[[ Data for processing open ]]

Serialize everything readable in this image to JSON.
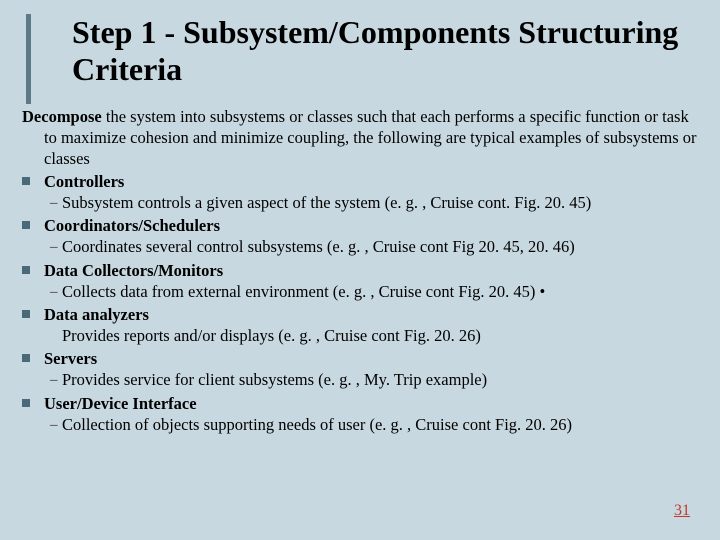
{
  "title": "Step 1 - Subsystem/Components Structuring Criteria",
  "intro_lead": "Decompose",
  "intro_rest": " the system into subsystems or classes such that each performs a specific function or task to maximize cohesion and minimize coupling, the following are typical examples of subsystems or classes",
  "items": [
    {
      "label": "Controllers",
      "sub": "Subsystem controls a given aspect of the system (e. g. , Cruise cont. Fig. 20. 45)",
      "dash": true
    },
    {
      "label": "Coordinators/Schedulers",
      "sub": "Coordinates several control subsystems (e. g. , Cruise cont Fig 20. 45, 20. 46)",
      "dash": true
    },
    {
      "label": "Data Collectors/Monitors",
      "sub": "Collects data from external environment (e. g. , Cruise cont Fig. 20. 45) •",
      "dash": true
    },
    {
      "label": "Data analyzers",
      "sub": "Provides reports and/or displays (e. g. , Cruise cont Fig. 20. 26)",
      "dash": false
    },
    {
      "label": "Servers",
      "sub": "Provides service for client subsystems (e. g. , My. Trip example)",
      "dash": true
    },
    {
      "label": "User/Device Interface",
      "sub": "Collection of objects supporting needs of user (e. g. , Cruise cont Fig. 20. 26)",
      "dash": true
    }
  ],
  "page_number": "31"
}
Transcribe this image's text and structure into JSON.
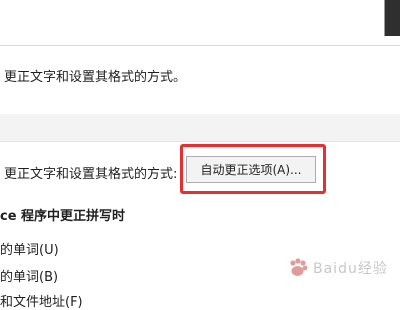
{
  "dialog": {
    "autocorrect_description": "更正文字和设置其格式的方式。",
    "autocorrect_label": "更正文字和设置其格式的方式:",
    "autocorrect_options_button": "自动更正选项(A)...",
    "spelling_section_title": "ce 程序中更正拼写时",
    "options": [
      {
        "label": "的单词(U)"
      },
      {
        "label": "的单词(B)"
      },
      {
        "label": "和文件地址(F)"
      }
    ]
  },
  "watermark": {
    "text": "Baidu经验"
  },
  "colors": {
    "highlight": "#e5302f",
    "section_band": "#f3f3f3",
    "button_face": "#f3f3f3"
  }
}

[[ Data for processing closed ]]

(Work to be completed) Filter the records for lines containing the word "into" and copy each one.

(Solution to this task)
  "intro_rest": " the system into subsystems or classes such that each performs a specific function or task to maximize cohesion and minimize coupling, the following are typical examples of subsystems or classes",
Transcribe this image's text and structure into JSON.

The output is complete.